As I understand it, Silverblue – a rebrand of Fedora’s existing Atomic workstation project – uses an image of the entire installed OS. Any update sees that entire image rebuilt and the system rebooted. Previous images are retained, allowing easy rollback if an update goes wrong. You reboot, select the an older image, and boot into it.
Desktop applications via Flatpaks leverage their isolation and sandboxing. Individual Flatpaks can be updated without rebooting.
Traditional RPM packages from Fedora’s repos work fine, too, and are incorporated into the overall image.

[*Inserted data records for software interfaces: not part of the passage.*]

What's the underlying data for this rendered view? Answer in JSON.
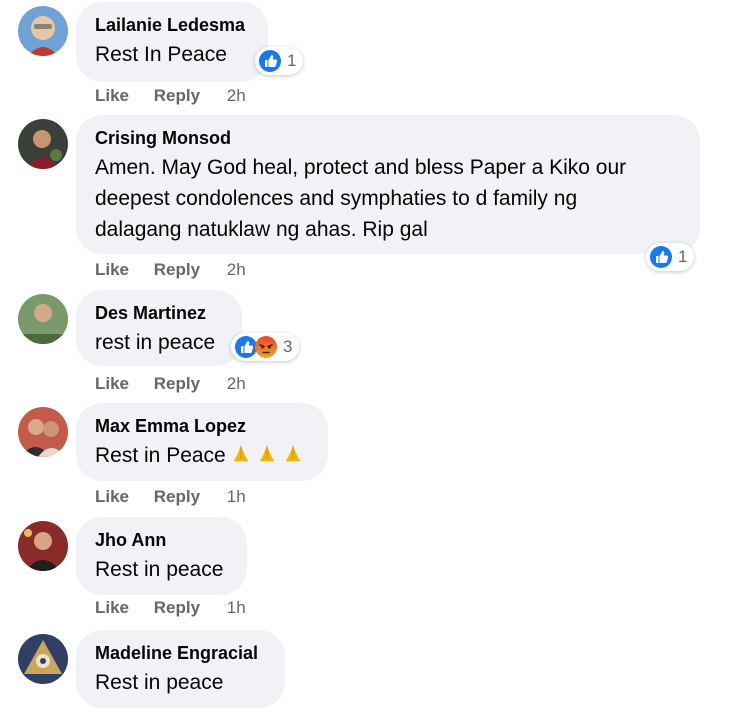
{
  "comments": [
    {
      "author": "Lailanie Ledesma",
      "lines": [
        "Rest In Peace"
      ],
      "reaction_count": "1",
      "like": "Like",
      "reply": "Reply",
      "time": "2h"
    },
    {
      "author": "Crising Monsod",
      "lines": [
        "Amen. May God heal, protect and bless Paper a Kiko our",
        "deepest condolences and symphaties to d family ng",
        "dalagang natuklaw ng ahas. Rip gal"
      ],
      "reaction_count": "1",
      "like": "Like",
      "reply": "Reply",
      "time": "2h"
    },
    {
      "author": "Des Martinez",
      "lines": [
        "rest in peace"
      ],
      "reaction_count": "3",
      "like": "Like",
      "reply": "Reply",
      "time": "2h"
    },
    {
      "author": "Max Emma Lopez",
      "lines": [
        "Rest in Peace"
      ],
      "like": "Like",
      "reply": "Reply",
      "time": "1h"
    },
    {
      "author": "Jho Ann",
      "lines": [
        "Rest in peace"
      ],
      "like": "Like",
      "reply": "Reply",
      "time": "1h"
    },
    {
      "author": "Madeline Engracial",
      "lines": [
        "Rest in peace"
      ]
    }
  ],
  "icons": {
    "like_reaction": "like-icon",
    "angry_reaction": "angry-icon",
    "pray_emoji": "folded-hands-icon"
  },
  "colors": {
    "bubble": "#f0f2f5",
    "author": "#050505",
    "meta": "#65676b",
    "like_blue": "#1877f2",
    "angry_orange": "#e9710f"
  }
}
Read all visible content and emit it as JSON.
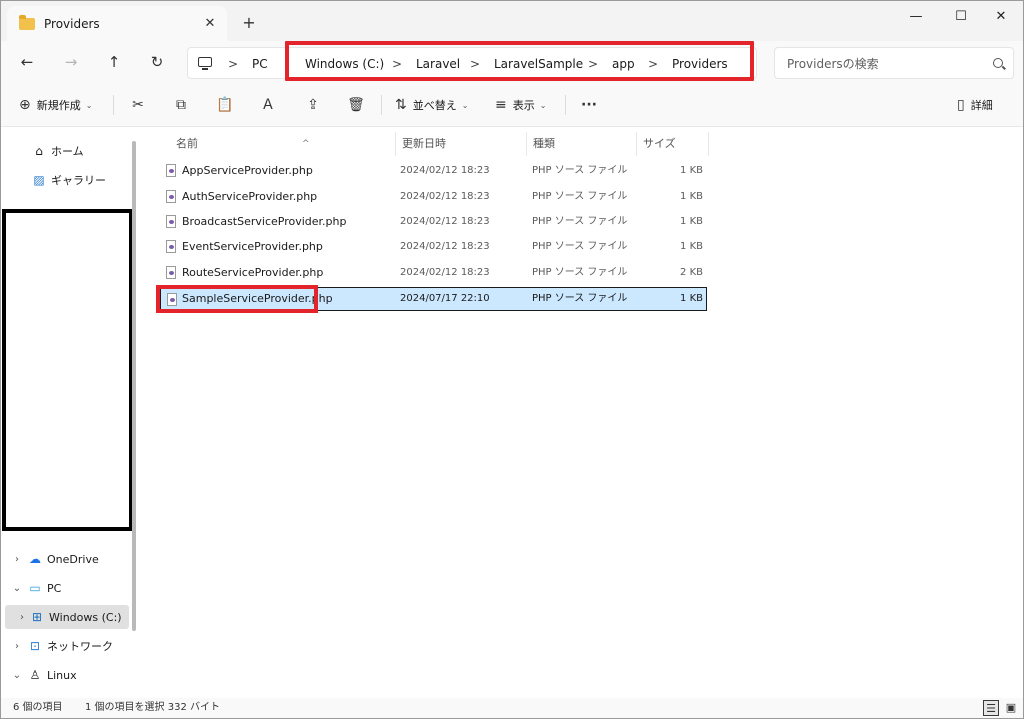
{
  "titlebar": {
    "tab_title": "Providers",
    "tab_close": "✕",
    "add_tab": "+",
    "minimize": "—",
    "maximize": "☐",
    "close": "✕"
  },
  "nav": {
    "back": "←",
    "forward": "→",
    "up": "↑",
    "refresh": "↻",
    "separator": ">",
    "breadcrumbs": [
      "PC",
      "Windows (C:)",
      "Laravel",
      "LaravelSample",
      "app",
      "Providers"
    ],
    "search_placeholder": "Providersの検索"
  },
  "toolbar": {
    "new_label": "新規作成",
    "new_glyph": "⊕",
    "sort_label": "並べ替え",
    "sort_glyph": "⇅",
    "view_label": "表示",
    "view_glyph": "≡",
    "chevron": "⌄",
    "cut": "✂",
    "copy": "⧉",
    "paste": "📋",
    "rename": "Ａ",
    "share": "⇪",
    "delete": "🗑",
    "more": "···",
    "details_label": "詳細",
    "details_glyph": "▯"
  },
  "sidebar": {
    "home": "ホーム",
    "gallery": "ギャラリー",
    "onedrive": "OneDrive",
    "pc": "PC",
    "windows_c": "Windows (C:)",
    "network": "ネットワーク",
    "linux": "Linux",
    "expand_closed": "›",
    "expand_open": "⌄"
  },
  "columns": {
    "name": "名前",
    "modified": "更新日時",
    "type": "種類",
    "size": "サイズ",
    "sort_arrow": "^"
  },
  "files": [
    {
      "name": "AppServiceProvider.php",
      "modified": "2024/02/12 18:23",
      "type": "PHP ソース ファイル",
      "size": "1 KB"
    },
    {
      "name": "AuthServiceProvider.php",
      "modified": "2024/02/12 18:23",
      "type": "PHP ソース ファイル",
      "size": "1 KB"
    },
    {
      "name": "BroadcastServiceProvider.php",
      "modified": "2024/02/12 18:23",
      "type": "PHP ソース ファイル",
      "size": "1 KB"
    },
    {
      "name": "EventServiceProvider.php",
      "modified": "2024/02/12 18:23",
      "type": "PHP ソース ファイル",
      "size": "1 KB"
    },
    {
      "name": "RouteServiceProvider.php",
      "modified": "2024/02/12 18:23",
      "type": "PHP ソース ファイル",
      "size": "2 KB"
    },
    {
      "name": "SampleServiceProvider.php",
      "modified": "2024/07/17 22:10",
      "type": "PHP ソース ファイル",
      "size": "1 KB"
    }
  ],
  "status": {
    "item_count": "6 個の項目",
    "selection": "1 個の項目を選択  332 バイト",
    "details_view": "☰",
    "tiles_view": "▣"
  },
  "colors": {
    "highlight": "#e3242b",
    "selection": "#cce8ff",
    "folder": "#f2c14b"
  }
}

I’ve played with the Fedora 29 version of Silverblue. Worked as advertised, more or less. It’s a prerelease, after all. In use, apart from the package install and update mechanisms, it’s the same as the standard Gnome release.

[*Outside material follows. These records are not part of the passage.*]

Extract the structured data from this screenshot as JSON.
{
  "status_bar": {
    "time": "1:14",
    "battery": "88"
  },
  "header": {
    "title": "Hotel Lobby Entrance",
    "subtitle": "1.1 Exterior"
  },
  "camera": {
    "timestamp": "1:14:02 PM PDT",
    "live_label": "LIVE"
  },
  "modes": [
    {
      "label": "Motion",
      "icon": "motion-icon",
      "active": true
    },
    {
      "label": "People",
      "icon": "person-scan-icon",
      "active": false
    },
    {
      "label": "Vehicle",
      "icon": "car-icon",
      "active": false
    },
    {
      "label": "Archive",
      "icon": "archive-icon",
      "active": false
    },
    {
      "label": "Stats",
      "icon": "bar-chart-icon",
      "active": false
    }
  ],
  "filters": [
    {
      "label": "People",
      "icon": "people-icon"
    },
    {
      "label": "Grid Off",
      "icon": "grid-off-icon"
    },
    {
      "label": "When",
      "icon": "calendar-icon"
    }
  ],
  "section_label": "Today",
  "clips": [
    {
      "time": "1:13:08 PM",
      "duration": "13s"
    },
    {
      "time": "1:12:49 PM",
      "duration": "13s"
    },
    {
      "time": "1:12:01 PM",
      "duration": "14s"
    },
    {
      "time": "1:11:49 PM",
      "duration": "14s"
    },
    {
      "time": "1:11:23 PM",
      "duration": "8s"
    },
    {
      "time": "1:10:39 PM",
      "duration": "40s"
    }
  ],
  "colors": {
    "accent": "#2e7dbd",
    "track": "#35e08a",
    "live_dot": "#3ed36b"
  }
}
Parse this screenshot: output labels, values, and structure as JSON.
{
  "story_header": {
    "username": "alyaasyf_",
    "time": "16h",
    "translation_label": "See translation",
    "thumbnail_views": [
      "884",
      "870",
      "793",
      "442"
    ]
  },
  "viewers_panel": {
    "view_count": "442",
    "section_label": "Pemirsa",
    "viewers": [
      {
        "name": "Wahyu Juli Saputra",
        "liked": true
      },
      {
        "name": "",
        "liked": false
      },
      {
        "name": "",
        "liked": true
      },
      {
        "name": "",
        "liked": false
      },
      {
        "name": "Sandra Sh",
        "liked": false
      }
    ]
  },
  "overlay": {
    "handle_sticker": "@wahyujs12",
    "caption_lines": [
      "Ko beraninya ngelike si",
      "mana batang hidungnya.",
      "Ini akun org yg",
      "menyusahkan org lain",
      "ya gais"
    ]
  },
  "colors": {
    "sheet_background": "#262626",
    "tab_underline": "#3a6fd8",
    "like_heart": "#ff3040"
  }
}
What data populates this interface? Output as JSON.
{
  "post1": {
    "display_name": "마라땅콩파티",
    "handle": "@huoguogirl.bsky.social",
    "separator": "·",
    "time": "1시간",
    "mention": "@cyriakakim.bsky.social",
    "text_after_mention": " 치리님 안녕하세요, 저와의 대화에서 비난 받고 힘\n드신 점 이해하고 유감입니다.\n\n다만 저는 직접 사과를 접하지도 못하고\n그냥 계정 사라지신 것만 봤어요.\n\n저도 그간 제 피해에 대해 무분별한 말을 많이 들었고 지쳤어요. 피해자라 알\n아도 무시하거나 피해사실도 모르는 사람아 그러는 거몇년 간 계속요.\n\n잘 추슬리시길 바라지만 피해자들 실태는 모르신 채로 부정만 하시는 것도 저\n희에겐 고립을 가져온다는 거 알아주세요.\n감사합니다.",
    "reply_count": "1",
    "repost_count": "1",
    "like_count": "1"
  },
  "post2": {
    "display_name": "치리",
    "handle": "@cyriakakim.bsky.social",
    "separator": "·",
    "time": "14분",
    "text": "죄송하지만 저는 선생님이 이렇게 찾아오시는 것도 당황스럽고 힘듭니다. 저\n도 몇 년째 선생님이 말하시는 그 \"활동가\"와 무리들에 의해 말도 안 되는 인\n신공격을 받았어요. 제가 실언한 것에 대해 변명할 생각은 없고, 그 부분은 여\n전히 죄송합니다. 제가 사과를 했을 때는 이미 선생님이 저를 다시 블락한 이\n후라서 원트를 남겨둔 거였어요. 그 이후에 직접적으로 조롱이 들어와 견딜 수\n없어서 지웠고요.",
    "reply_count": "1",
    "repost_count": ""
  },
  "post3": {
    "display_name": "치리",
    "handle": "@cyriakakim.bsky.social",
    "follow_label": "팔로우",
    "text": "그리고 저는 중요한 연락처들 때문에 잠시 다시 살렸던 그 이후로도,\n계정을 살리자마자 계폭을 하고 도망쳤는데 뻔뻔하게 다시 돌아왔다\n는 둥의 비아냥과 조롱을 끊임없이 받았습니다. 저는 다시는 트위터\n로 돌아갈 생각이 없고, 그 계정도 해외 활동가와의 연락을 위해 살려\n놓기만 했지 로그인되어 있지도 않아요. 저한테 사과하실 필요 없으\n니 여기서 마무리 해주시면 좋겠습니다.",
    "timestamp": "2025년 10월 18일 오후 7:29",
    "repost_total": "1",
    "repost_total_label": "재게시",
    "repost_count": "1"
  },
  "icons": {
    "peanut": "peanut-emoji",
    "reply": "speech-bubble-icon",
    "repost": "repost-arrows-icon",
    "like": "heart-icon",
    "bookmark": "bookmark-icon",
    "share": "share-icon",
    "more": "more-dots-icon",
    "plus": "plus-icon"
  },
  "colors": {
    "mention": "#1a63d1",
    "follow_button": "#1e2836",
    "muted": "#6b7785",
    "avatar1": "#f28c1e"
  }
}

The rollback feature has obvious advantages, especially for server operations. Currently, the “catch” seems to me that while an increasing number of apps are available as Flatpaks, that number remains small in comparison to traditional repos. Flatpaks are also quite large, and getting Silverblue correctly configured to use them was not obvious. I.e., I had to jumb through some hoops before I was able to download and install Flatpaks from the Flathub site. The installing and management of RPM’s uses a different syntax. A GUI app that hides these differences would be useful.